2. If the sound
begins to break up or
distort during the
recording, restart the
3. Guest doesn‟t have
access to a PC? If they
have a smartphone or
tablet they can use the
mobile versions of Skype
or Google Hangouts.
4. Regardless of device
- make sure they use
headphones or there will
be an echo effect from
their mic picking up the
tracks as a
Waveforms display a great deal
of information. The bigger the
peaks, the louder that part of a
track. A nearly flat line means no
one was talking at that point.
• Save often
• Making a major
change? Save it as
a separate project
• Get into the habit of
shortcuts to save
Audacity does have
a quirk where you
can‟t save your
current project when
the audio is playing
or paused, so
remember to stop
Sort out a rough version first
Edit together a rough version of your podcast
first, with all the audio tracks for the episode in the
correct order, and with any unnecessary
audio/silence at the beginning and end removed.
Once the rough version is edited together, you can
then work on fine tuning it – taking out “ums” and
adding theme music.
Pauses and „ums‟
A podcast should sound
natural, but sometimes
the proportion of „ums‟
and unintended pauses
can be too much.
Get used to recognising
what an „um‟ looks
like, it‟ll be easier to edit
Pauses have nearly no
Adding music & fades
Decide whether your music will keep playing under
the introduction or whether it will stop before the
Either way, add fades. Have your music “fade in” as
it begins and then “fade out” as the talking begins or
before it starts. It stops it sounding abrupt.
Fades are good for interval music and outro music.
Exporting your episode
Once you‟re happy with the editing, you‟ll need to
export the episode.
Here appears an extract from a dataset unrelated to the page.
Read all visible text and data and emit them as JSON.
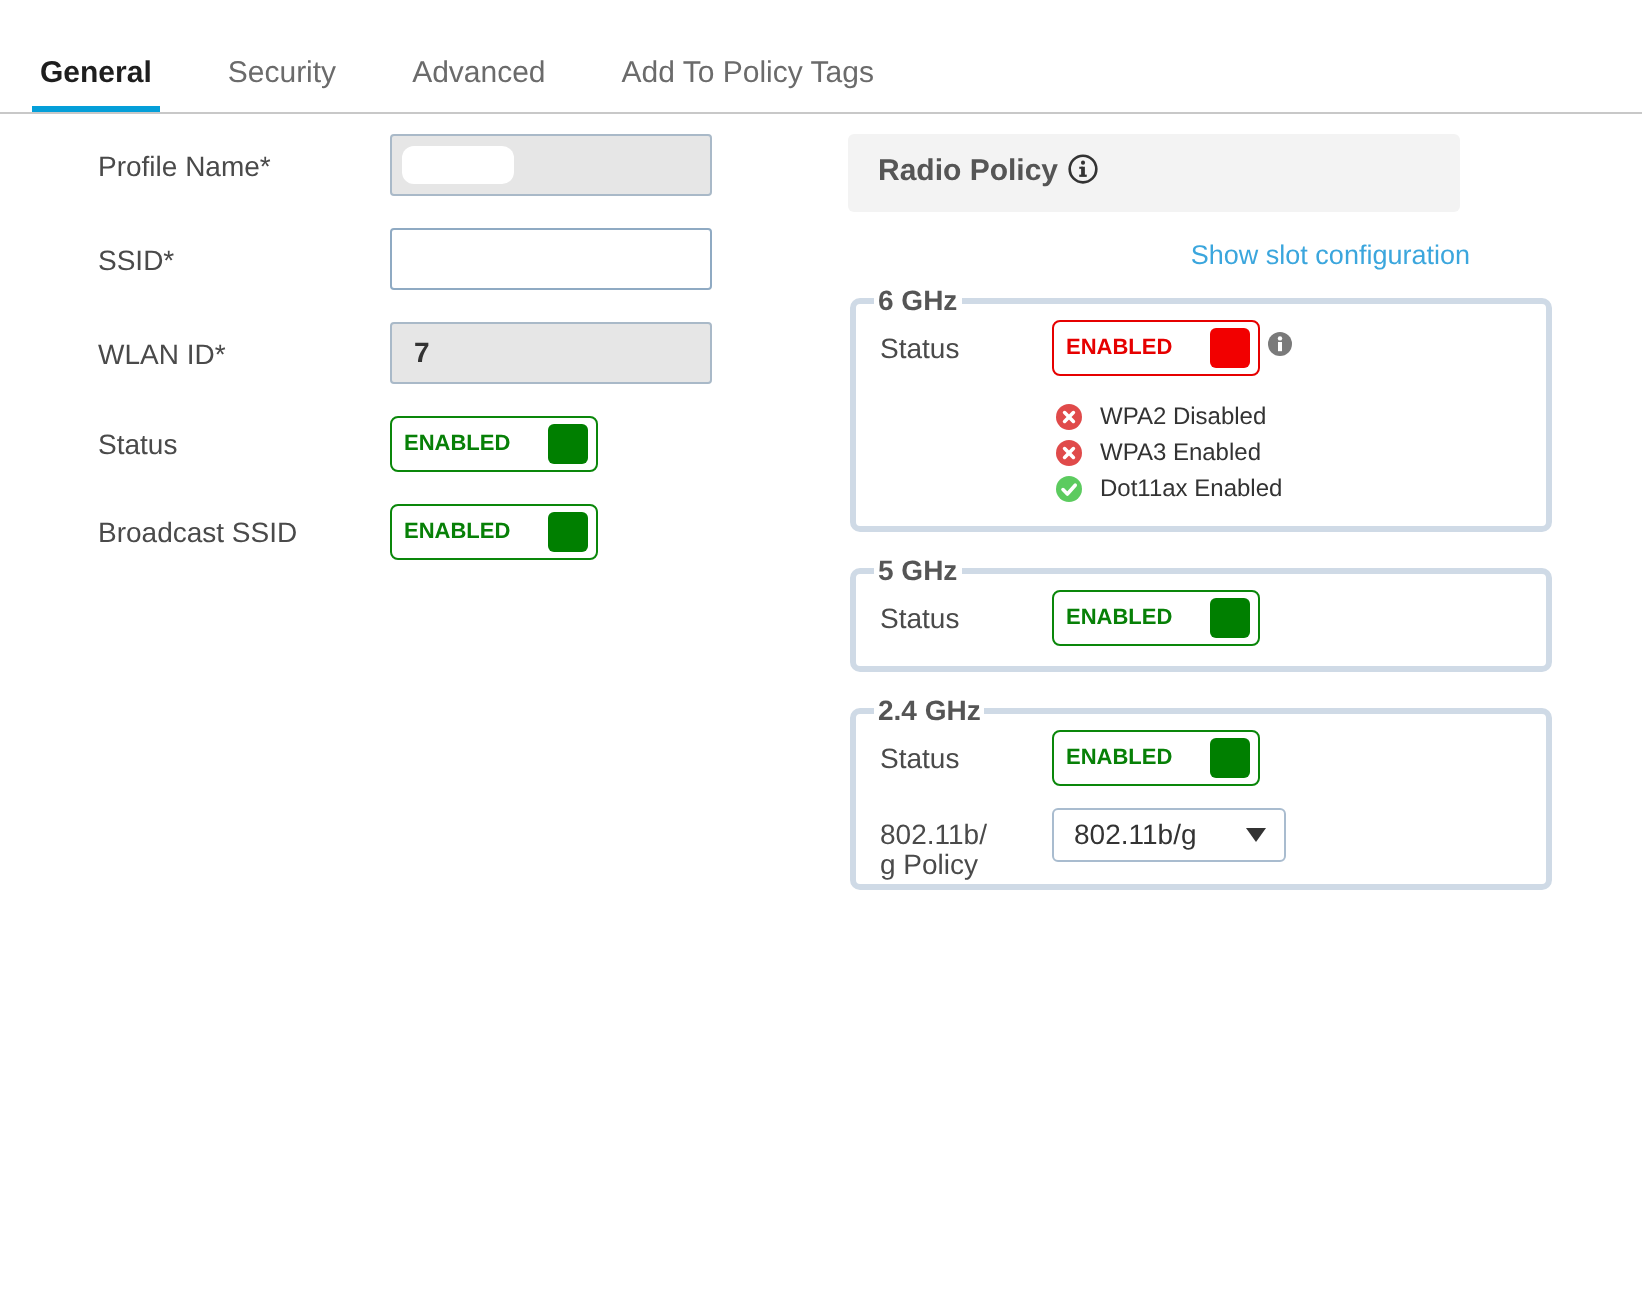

The option to export is usually
under “File” in Windows based
software, Garageband has it under “Share”.
You should save your podcast as an .mp3 file, and
the bit rate quality is best set to 128kbps.
While you‟re exporting
you‟ll be asked to fill in
Key information to provide will
be your podcast‟s title as
“track title” and your
company‟s name under “artist
If you want a more in-depth
metadata editor and the ability
to add a logo as cover
art, take the exported .mp3 file
to a metadata editor.
Even if you‟re using
a third party hosting
service, create a
blog post for each
Things to include in your post:
A direct link to the mp3 file for
A specific tag or category for
your podcast series
Attribution to any CC or Public
Domain music used
Check out this episode of the
Radix Copycast to see how we
Getting onto iTunes & more
It‟s up to you whether to
submit your podcast‟s RSS
to iTunes and other
But your first episode blog
post must be live and
registering in your RSS
before you submit it to
Further advice and
submitting to iTunes can
be found here.
Sharing across your channels
Don‟t forget to promote your podcast
across relevant social media channels and
groups and in your e-newsletter.
Ideally you should link to the blog post for
each episode so you can track the
Simply having the podcast on iTunes will
not be enough to build an audience.
Keep an eye on metrics
Track visits to your podcast blog posts using your
web and e-newsletter analytics
If you‟re using a podcast hosting provider, keep an
eye on its metrics.
Watch how it does in social media – especially how
people to respond to it.
Look for episodes that do well and use that
information to plan future content
Don‟t be afraid to try again
If, after the first episode or two, you find that no one
is taking notice of your podcast or the format isn‟t
working out for you or your listeners: try something
Lots of long-running podcasts sound completely
different today from when they started – the
podcasters have improved and refined the format
Check out the following sites for more advice and
help with podcasting:
The Podcasters Google+ Community
The Audacity to Podcast
Advice on podcasting with an iPad
Tips on how to record a podcast with Skype and
Radix is a copywriting agency for the content marketing
era. We work with marketers to develop programmes of
content that guide customers through every stage of the
We specialise in the B2B technology sector, with
expertise in enterprise hardware and software,
networking, electronics and industrial automation.
We‟ve written for innovative tech companies large and
small, including Canonical, Oracle, Salesforce and
Our monthly podcast explores trends and issues in B2B
technology copywriting. You can listen to it here.